Analysts warn “capping” is on the rise

Fri 30-06-2023 10:30 am AEST

ACCCE analysts are seeing more children being sexually exploited online through secretive screen recording tactics and are urging communities to work together to address the problem. 

Capping is when the offender takes a screen recording without the knowledge of the victim. The offender may then use the images or videos to blackmail the victim to comply with their demands. These demands may be for money or more images. 

Argos Victim Identification Analyst Scott Anderson said if children are using messaging or social media platforms, there is a chance they will be exposed to communication from online child sex offenders. 

“This type of offending is more prevalent than people want to admit. The exploitation of children online is getting worse” he said. Mr Anderson works within the ACCCE as a representative of Queensland Police. 

“Offenders are taking advantage of the fact children are online and safeguards are not in place to protect them on platforms they are accessing,” he said.  

“Online child sex offenders find it easy to target children, exploit them and screen capture the exploitation, which can sometimes lead to more severe types of exploitation, including sextortion or blackmail for more images or financial gain.” 

“We would encourage more conversations about this crime type either on the platforms that the children are using or within communities.  

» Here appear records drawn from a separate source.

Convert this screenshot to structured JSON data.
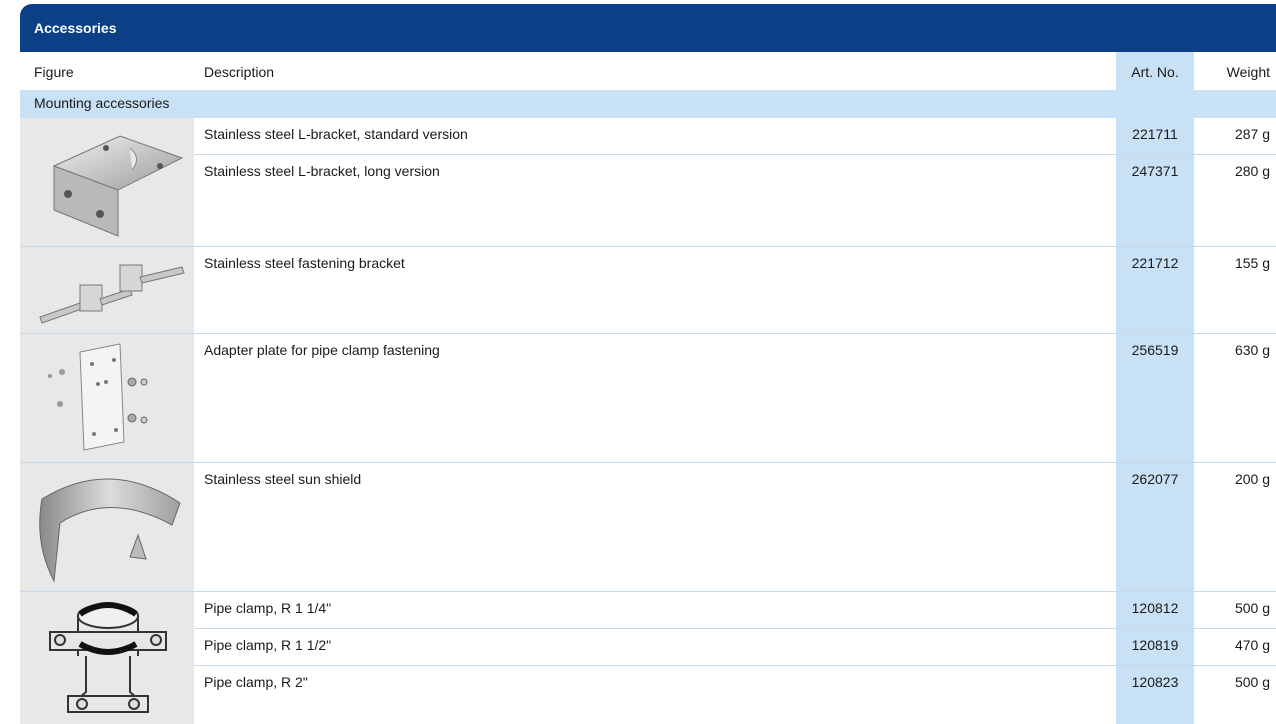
{
  "title": "Accessories",
  "columns": {
    "figure": "Figure",
    "description": "Description",
    "art_no": "Art. No.",
    "weight": "Weight"
  },
  "section": "Mounting accessories",
  "items": [
    {
      "description": "Stainless steel L-bracket, standard version",
      "art_no": "221711",
      "weight": "287 g"
    },
    {
      "description": "Stainless steel L-bracket, long version",
      "art_no": "247371",
      "weight": "280 g"
    },
    {
      "description": "Stainless steel fastening bracket",
      "art_no": "221712",
      "weight": "155 g"
    },
    {
      "description": "Adapter plate for pipe clamp fastening",
      "art_no": "256519",
      "weight": "630 g"
    },
    {
      "description": "Stainless steel sun shield",
      "art_no": "262077",
      "weight": "200 g"
    },
    {
      "description": "Pipe clamp, R 1 1/4\"",
      "art_no": "120812",
      "weight": "500 g"
    },
    {
      "description": "Pipe clamp, R 1 1/2\"",
      "art_no": "120819",
      "weight": "470 g"
    },
    {
      "description": "Pipe clamp, R 2\"",
      "art_no": "120823",
      "weight": "500 g"
    }
  ],
  "figures": [
    "l-bracket-image",
    "fastening-bracket-image",
    "adapter-plate-image",
    "sun-shield-image",
    "pipe-clamp-image"
  ]
}
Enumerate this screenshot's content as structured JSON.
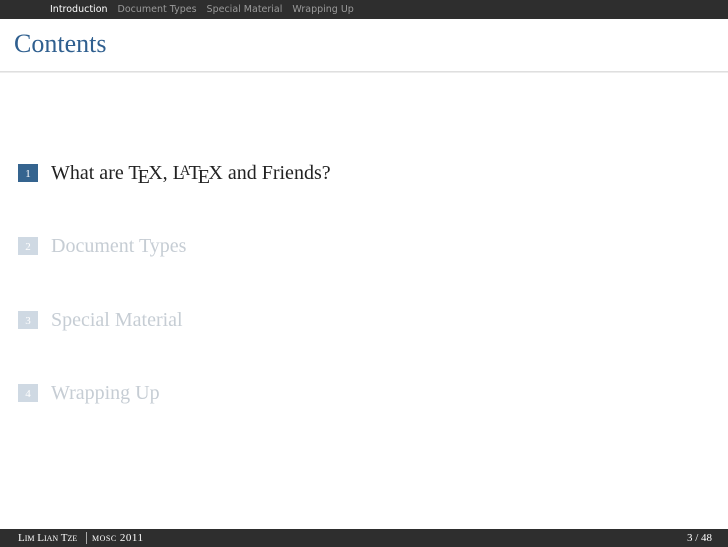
{
  "nav": {
    "sections": [
      "Introduction",
      "Document Types",
      "Special Material",
      "Wrapping Up"
    ],
    "active_index": 0
  },
  "frame": {
    "title": "Contents"
  },
  "toc": {
    "items": [
      {
        "number": "1",
        "label_before": "What are ",
        "label_after": " and Friends?",
        "active": true
      },
      {
        "number": "2",
        "label": "Document Types",
        "active": false
      },
      {
        "number": "3",
        "label": "Special Material",
        "active": false
      },
      {
        "number": "4",
        "label": "Wrapping Up",
        "active": false
      }
    ],
    "tex": {
      "t": "T",
      "e": "E",
      "x": "X",
      "comma": ", ",
      "l": "L",
      "a": "A"
    }
  },
  "footer": {
    "author": "Lim Lian Tze",
    "event": "MOSC 2011",
    "page_current": "3",
    "page_total": "48",
    "page_separator": " / "
  },
  "colors": {
    "bar": "#2e2e2e",
    "title": "#2f5f8f",
    "toc_number_active": "#35648f",
    "toc_number_dim": "#cfd9e3",
    "toc_text_dim": "#c6cdd4"
  }
}
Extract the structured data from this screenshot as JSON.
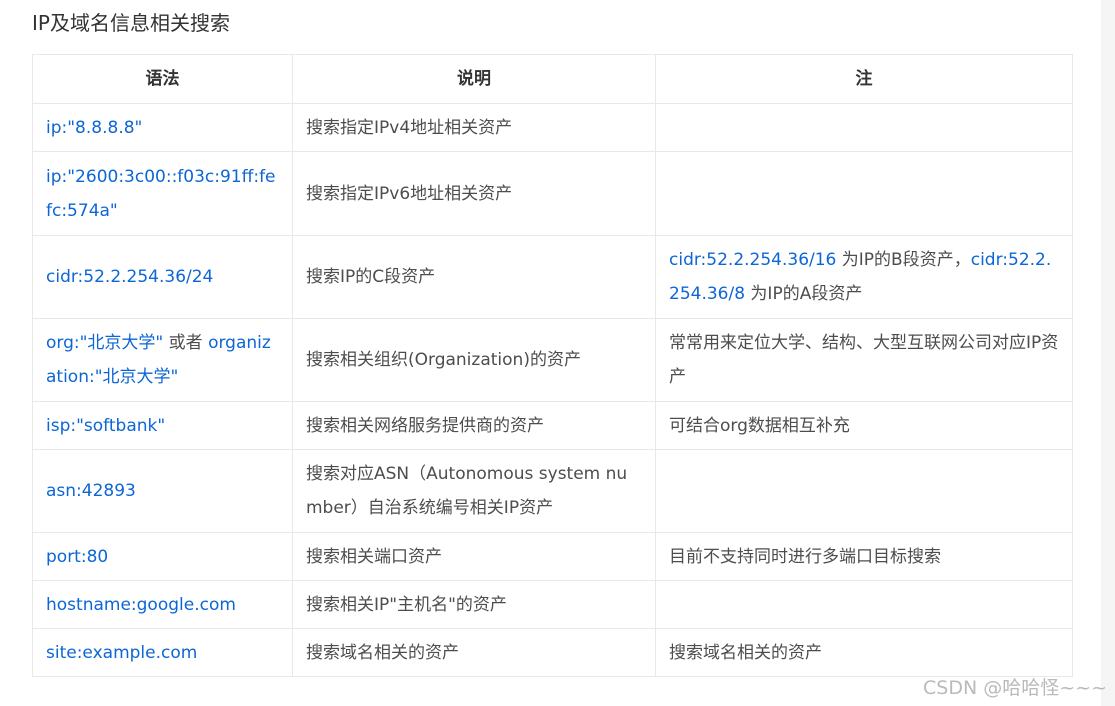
{
  "heading": "IP及域名信息相关搜索",
  "table": {
    "headers": [
      "语法",
      "说明",
      "注"
    ],
    "rows": [
      {
        "syntax": "ip:\"8.8.8.8\"",
        "desc": "搜索指定IPv4地址相关资产",
        "note": []
      },
      {
        "syntax": "ip:\"2600:3c00::f03c:91ff:fefc:574a\"",
        "desc": "搜索指定IPv6地址相关资产",
        "note": []
      },
      {
        "syntax": "cidr:52.2.254.36/24",
        "desc": "搜索IP的C段资产",
        "note": [
          {
            "text": "cidr:52.2.254.36/16",
            "link": true
          },
          {
            "text": " 为IP的B段资产，",
            "link": false
          },
          {
            "text": "cidr:52.2.254.36/8",
            "link": true
          },
          {
            "text": " 为IP的A段资产",
            "link": false
          }
        ]
      },
      {
        "syntax_parts": [
          {
            "text": "org:\"北京大学\"",
            "link": true
          },
          {
            "text": " 或者 ",
            "link": false
          },
          {
            "text": "organization:\"北京大学\"",
            "link": true
          }
        ],
        "desc": "搜索相关组织(Organization)的资产",
        "note": [
          {
            "text": "常常用来定位大学、结构、大型互联网公司对应IP资产",
            "link": false
          }
        ]
      },
      {
        "syntax": "isp:\"softbank\"",
        "desc": "搜索相关网络服务提供商的资产",
        "note": [
          {
            "text": "可结合org数据相互补充",
            "link": false
          }
        ]
      },
      {
        "syntax": "asn:42893",
        "desc": "搜索对应ASN（Autonomous system number）自治系统编号相关IP资产",
        "note": []
      },
      {
        "syntax": "port:80",
        "desc": "搜索相关端口资产",
        "note": [
          {
            "text": "目前不支持同时进行多端口目标搜索",
            "link": false
          }
        ]
      },
      {
        "syntax": "hostname:google.com",
        "desc": "搜索相关IP\"主机名\"的资产",
        "note": []
      },
      {
        "syntax": "site:example.com",
        "desc": "搜索域名相关的资产",
        "note": [
          {
            "text": "搜索域名相关的资产",
            "link": false
          }
        ]
      }
    ]
  },
  "watermark": "CSDN @哈哈怪~~~"
}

“Every child, parent and guardian needs proper awareness and education on the dangers of online exploitation and importantly, what action to take once a child becomes a target of sextortion. Every child that is exploited has been manipulated or coerced and is a victim, and therefore should be treated as such.”  

“We say it often, law enforcement alone cannot combat this crime, it takes an entire village,” Mr Anderson said. 

“There are four main pillars of the community that are required to adequately protect children; law enforcement, the education/engagement sector, the legislative sector, and the technology and social media companies. If any one of them fails to provide adequate protections, the whole system fails our children, and they will continue to be at risk.” 

What you need to know 

Mr Anderson said there are several actions parents, caregivers and those working with children can take to ensure children are safer online. 

“Technology takes away protective physical elements we put in place for our children and some devices or programs/apps are not created with protection in mind.” 

Parents and carers can help keep their children safe online by: 

  • encouraging critical thinking and questioning suspicious behaviour. Suspicious behaviour might include unsolicited friend requests; asking lots of personal questions; asking for images; suggesting the conversation move to a different app. 

  • recognising not everyone online is who they say they are. There is a difference between people children have met face-to-face, and people they have only met online. It can be hard to prove someone’s identity online because they might only create an identity to groom them. 

  • being approachable if your child needs help. Coming forward isn’t always easy, and children may feel reluctant to admit online issues if they believe they will be punished or have their devices taken away.

  • seeking help and support for your child if they are a victim. Reports of online child sexual exploitation can be made to A list of support services can be found on both the ACCCE and ThinkUKnow websites. 

The AFP’s ThinkUKnow program has a range of resources for families and children about internet safety. These are available at and include a Family Online Safety Contract, which ACCCE recommends every family to use. It is a signed agreement between parents/carers and their child that sets boundaries and expectations for your child’s online behaviors. 

ThinkUKnow and the ACCCE recently launched the children’s book Jack Changes the Game to help parents, carers and teachers start important conversations with children about online safety. The book is for five-to-eight year-olds, and comes with learning activities and teacher toolkits to help reinforce safety messages. We urge parents to read the e-book with their kids, available at